Bernie's plan for a 100 percent tax on corporations
Sen. Bernie Sanders (I-Vt.) will soon introduce legislation that would require large employers such as Amazon, Walmart and McDonald’s to fully cover the cost of food stamps, public housing, Medicaid and other federal assistance received by their employees. The goal, he says, is to force corporations to pay a living wage and curb about $150 billion in taxpayer dollars that go to funding federal assistance programs for low-wage workers each year.
The bill, which Sanders plans to introduce in the Senate on Sept. 5, would impose a 100 percent tax on government benefits received by workers at companies with 500 or more employees. For example, if an Amazon employee receives $300 in food stamps, Amazon would be taxed $300.
“At a time of massive wealth and income inequality, the gap between the very rich and everyone else continues to grow wider," Sanders said.
What could possibly go wrong with forcing companies to pay for 100 percent tax? According to the Tax Foundation, plenty:
If this tax were in place, one possibility is that the firm raises the prices of its goods to offset the tax burden, meaning consumers effectively pay at least part of the tax. Economically, this case would be similar to the present situation, wherein taxpayers fund federal assistance programs. But in this scenario, only the company’s customers, rather than taxpayers in general, would pay the tax.
Another scenario is that the firm starts looking for ways to reduce costs to offset the new tax liability. This would likely prompt employers to reduce their reliance on low-skill employees by cutting wages or hours, or by limiting new hires. If low-skill workers suddenly become more expensive, it weakens the incentive to hire them. In some cases, employers might rely more on automation, since new technology would have a lower cost relative to low-skill workers under this tax. The result would be an increase in the economic inequality Sen. Sanders condemns.
It’s also worth noting how many companies this legislation would affect. Sen. Sanders has criticized “billionaire-owned profitable corporations” in the context of his bill, but in 2017, 23,000 private-sector firms would have met the threshold size to pay this tax. That’s less than 1 percent of all private-sector firms, but they employ 47 percent of all workers. The tax would apply to far more than just a few massive companies that make it into the news.
Despite Sen. Sanders’ goals, his tax proposal would increase the cost of hiring low-skill workers, resulting in higher prices for consumers or fewer job opportunities for workers. Neither of those outcomes would help individuals receiving government assistance.
So it's not just the big name companies that get whacked, it's thousands of other firms, too. And rather than absorb the extortionate tax rate, the costs would be passed along to consumers.

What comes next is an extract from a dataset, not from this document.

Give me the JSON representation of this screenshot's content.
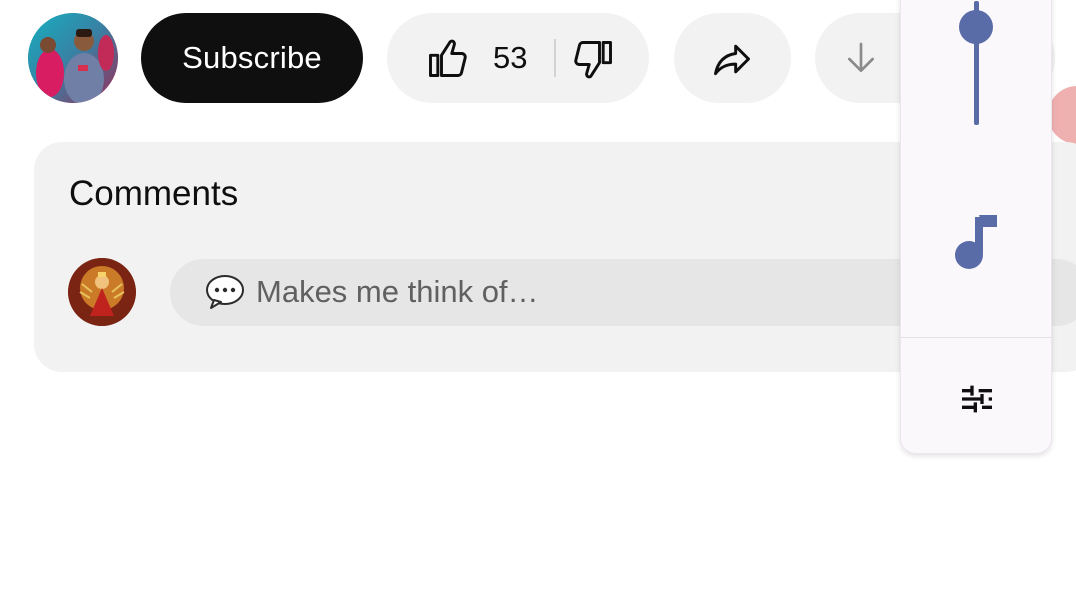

We could excuse the Senator for reaching too far with a proposal meant merely to gain attention and rally the anti-capitalist faithful. But he really belives this stuff, which only confirms our belief he (like his supporters) is dangerously illiterate about basic economics, and should be kept as far from any levers of political power as humanly possible.